Glee needs to find a solid creative balance between its two worlds in order for the series to become as fun, quirky, but also emotionally powerful as it once was. While “A Katy or A Gaga” had enough New York awesomeness, solid performances, and sheer insanity for me to enjoy it despite many storytelling missteps, I really hope that at some point during this season that I can watch an episode of Glee and love it for all of the reasons that I used to.
– I still can’t get over that performance of “Wide Awake” and have listened to it almost ten times since. Bravo, Glee. Bravo.
– I’ve never been a huge Adam Lambert fan, but I actually did enjoy his performance as Elliott (I refuse to refer to him as Starchild). His acting wasn’t too terrible, and his rendition of “Marry the Night” was pretty killer.
– Even though I didn’t like or believe that Jake would cheat on Marley with Bree, I did love the moment during the episode ending performance of “Roar” when he broke character and sadly looked at her as she walked into the auditorium. It kind of felt like the Glee of season one for a second there.
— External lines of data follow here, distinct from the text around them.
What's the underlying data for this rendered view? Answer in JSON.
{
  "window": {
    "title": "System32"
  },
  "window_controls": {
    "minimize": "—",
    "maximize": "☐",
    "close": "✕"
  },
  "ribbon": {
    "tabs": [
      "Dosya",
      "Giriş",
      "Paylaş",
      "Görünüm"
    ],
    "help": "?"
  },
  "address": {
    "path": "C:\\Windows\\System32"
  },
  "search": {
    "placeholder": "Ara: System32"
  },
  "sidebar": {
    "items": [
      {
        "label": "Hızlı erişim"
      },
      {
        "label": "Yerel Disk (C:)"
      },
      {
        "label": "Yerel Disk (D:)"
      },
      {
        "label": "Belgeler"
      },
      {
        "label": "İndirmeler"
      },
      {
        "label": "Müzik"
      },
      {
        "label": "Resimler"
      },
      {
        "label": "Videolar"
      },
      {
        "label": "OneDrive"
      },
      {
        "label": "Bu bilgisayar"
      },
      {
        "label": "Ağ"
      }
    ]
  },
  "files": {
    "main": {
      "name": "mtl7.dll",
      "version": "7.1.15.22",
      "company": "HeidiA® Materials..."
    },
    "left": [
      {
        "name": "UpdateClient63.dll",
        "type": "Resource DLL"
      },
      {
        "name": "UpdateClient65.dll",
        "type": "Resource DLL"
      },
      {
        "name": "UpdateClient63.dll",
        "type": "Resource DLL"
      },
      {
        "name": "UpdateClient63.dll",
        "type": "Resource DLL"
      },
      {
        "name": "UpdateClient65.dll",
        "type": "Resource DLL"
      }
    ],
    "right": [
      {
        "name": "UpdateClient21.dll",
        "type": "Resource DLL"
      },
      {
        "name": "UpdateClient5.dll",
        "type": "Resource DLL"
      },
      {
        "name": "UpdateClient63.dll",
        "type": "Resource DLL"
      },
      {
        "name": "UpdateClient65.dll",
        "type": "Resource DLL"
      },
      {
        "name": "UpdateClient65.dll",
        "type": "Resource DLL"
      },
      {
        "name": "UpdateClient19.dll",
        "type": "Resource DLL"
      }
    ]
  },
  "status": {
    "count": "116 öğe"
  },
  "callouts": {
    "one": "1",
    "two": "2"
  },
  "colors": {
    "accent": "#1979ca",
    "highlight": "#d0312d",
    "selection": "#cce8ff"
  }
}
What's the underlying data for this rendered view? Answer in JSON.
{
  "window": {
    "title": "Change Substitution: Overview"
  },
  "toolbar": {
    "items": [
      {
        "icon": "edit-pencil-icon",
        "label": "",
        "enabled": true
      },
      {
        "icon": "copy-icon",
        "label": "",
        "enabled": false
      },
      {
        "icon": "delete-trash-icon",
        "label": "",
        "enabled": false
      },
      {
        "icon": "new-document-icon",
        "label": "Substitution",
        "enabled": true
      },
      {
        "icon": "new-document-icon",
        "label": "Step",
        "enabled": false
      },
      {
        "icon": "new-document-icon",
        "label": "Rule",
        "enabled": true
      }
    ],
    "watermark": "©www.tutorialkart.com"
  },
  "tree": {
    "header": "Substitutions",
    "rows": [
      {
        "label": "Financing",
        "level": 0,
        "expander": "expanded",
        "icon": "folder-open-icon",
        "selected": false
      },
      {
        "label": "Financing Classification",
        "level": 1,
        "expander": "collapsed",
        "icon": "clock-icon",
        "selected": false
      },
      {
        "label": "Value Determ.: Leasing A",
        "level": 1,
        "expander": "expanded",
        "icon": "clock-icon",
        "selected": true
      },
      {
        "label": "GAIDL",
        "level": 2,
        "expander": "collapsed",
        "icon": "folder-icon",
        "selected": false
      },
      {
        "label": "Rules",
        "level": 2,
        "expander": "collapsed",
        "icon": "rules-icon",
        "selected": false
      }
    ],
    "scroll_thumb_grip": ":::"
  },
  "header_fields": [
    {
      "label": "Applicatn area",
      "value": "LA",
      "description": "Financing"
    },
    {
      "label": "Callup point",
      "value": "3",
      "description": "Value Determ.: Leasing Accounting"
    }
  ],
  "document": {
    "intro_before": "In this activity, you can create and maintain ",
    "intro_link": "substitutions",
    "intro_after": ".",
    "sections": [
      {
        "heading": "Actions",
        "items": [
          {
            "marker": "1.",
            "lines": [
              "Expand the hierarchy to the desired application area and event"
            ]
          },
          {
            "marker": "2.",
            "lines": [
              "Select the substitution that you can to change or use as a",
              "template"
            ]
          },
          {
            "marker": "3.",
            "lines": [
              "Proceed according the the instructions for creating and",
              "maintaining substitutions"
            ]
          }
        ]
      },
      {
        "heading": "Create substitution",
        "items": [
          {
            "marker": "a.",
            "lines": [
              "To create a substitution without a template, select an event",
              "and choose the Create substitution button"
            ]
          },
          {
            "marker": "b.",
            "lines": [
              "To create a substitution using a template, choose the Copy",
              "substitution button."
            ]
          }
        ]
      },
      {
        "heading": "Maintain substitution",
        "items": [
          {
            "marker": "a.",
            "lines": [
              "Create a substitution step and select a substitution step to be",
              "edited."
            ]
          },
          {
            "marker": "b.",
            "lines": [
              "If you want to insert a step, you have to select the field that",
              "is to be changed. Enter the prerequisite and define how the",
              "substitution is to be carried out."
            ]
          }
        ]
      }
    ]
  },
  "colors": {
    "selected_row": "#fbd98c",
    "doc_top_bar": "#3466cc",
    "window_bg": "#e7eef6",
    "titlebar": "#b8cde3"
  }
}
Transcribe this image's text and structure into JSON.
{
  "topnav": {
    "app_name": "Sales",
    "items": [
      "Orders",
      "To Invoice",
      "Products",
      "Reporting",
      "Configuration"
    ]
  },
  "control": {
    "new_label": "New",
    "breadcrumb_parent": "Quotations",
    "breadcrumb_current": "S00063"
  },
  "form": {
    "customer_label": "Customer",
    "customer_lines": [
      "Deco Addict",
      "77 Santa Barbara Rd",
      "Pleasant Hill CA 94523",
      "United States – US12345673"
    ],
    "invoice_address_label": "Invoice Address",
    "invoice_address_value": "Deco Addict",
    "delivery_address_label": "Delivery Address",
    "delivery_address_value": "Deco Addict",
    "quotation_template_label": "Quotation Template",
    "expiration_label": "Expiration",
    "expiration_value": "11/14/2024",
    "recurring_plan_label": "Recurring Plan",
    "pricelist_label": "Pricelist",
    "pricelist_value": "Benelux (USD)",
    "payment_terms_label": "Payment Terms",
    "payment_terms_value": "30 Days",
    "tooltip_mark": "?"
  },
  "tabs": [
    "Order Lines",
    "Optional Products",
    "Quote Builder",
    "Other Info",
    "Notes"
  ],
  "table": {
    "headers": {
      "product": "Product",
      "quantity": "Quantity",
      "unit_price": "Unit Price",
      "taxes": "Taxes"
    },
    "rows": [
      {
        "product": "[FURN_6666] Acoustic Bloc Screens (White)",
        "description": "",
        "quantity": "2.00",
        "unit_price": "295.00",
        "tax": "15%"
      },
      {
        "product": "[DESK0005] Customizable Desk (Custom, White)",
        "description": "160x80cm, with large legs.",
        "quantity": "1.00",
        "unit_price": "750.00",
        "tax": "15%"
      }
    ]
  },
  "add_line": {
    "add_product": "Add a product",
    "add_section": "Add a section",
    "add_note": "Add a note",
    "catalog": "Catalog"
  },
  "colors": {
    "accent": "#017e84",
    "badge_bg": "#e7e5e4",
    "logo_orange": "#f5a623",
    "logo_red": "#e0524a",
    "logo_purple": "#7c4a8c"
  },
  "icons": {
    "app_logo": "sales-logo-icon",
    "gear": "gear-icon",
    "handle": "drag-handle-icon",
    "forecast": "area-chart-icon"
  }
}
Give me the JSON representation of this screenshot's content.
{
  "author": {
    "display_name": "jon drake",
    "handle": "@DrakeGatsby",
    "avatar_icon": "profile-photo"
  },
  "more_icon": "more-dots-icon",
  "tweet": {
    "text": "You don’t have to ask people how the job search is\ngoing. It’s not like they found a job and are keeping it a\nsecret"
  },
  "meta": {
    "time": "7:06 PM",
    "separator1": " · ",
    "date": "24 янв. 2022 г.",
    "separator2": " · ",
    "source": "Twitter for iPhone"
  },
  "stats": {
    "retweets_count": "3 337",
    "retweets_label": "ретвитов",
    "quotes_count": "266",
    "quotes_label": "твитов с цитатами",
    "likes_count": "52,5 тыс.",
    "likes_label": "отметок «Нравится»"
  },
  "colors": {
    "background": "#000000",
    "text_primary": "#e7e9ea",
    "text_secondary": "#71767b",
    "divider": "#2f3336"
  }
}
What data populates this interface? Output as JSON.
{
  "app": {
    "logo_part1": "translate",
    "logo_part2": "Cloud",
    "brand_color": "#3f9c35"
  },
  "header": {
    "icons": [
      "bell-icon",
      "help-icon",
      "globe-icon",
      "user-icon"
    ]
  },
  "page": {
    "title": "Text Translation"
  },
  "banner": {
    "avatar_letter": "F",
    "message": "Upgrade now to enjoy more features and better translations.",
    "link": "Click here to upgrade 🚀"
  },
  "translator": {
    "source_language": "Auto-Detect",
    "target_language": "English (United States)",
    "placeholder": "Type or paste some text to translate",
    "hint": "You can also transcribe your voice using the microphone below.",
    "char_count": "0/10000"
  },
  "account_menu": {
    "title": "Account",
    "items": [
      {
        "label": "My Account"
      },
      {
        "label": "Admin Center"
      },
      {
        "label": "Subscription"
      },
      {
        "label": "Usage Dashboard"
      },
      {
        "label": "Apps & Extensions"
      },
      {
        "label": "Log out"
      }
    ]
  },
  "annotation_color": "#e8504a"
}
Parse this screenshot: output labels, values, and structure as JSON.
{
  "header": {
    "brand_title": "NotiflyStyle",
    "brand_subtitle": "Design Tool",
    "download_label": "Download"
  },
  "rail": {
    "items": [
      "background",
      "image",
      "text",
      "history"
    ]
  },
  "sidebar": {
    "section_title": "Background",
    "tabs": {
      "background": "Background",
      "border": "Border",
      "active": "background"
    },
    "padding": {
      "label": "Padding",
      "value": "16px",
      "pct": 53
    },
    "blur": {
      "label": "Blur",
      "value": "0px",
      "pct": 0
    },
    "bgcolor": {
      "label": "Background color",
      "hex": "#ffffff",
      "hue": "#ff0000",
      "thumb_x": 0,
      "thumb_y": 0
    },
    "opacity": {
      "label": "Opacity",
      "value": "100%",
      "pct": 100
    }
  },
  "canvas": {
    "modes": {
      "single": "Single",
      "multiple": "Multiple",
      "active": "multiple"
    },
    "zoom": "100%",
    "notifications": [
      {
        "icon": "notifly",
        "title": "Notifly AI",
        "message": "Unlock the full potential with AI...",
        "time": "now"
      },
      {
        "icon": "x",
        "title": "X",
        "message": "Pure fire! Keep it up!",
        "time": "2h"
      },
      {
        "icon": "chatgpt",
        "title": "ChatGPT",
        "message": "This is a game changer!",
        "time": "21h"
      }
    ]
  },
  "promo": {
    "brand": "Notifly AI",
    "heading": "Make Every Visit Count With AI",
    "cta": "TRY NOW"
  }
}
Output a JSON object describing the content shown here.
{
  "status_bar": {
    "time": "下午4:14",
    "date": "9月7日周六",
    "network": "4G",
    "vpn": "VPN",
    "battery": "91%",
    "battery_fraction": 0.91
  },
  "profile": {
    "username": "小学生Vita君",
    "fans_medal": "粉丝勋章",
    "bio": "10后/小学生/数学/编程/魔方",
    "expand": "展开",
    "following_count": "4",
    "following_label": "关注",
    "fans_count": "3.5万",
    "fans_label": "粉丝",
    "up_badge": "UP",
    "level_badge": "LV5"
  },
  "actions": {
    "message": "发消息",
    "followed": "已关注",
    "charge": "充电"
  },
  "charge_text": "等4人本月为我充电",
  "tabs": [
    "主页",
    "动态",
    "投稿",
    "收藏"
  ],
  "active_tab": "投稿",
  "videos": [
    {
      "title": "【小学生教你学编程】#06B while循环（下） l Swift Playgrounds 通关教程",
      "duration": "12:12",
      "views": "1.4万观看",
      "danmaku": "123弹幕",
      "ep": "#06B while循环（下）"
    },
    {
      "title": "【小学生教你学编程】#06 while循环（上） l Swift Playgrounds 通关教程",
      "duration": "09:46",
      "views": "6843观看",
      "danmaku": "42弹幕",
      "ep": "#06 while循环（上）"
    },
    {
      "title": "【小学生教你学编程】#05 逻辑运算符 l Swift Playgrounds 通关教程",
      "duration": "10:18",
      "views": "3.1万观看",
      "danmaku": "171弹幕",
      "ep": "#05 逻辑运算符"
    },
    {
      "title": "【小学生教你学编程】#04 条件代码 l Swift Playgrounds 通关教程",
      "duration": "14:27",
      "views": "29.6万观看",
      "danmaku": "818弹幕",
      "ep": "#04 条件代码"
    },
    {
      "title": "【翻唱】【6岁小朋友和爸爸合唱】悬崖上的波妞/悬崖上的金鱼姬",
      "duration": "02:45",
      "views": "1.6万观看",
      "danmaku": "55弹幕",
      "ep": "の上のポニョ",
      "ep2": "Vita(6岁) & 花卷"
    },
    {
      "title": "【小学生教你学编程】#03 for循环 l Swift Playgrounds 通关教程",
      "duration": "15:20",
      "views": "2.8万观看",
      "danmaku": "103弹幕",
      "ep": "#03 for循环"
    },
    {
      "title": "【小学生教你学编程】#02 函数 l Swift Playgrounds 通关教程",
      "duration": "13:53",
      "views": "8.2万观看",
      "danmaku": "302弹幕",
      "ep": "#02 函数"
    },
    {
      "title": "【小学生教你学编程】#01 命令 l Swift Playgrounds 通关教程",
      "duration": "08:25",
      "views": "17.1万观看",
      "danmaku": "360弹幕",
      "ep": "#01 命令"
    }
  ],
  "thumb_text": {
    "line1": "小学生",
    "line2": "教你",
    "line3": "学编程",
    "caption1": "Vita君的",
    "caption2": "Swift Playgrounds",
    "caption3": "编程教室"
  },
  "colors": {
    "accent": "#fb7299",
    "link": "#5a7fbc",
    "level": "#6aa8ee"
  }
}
– Something else that kind of felt so much like season one of Glee that I couldn’t help but smile at it: Sue and Will going back and forth at each other in the choir room. I’m actually kind of excited about it, even if we’ve seen it a million times before.
– “I don’t think he plans that much ahead. I’m pretty sure he makes up these rand-o lessons a split second before he writes them on the board.”- Kitty, explaining how the writers came up with the idea for this ridiculous episode.
– “This practice of referring to oneself as a Katy or a Gaga – the glee club will be doing this the entire week?” “It’s super annoying, right?” “It is the most annoying thing they’ve ever done.”
What did everyone else think of last night’s episode of Glee?
[Photo via Beth Dubber/FOX]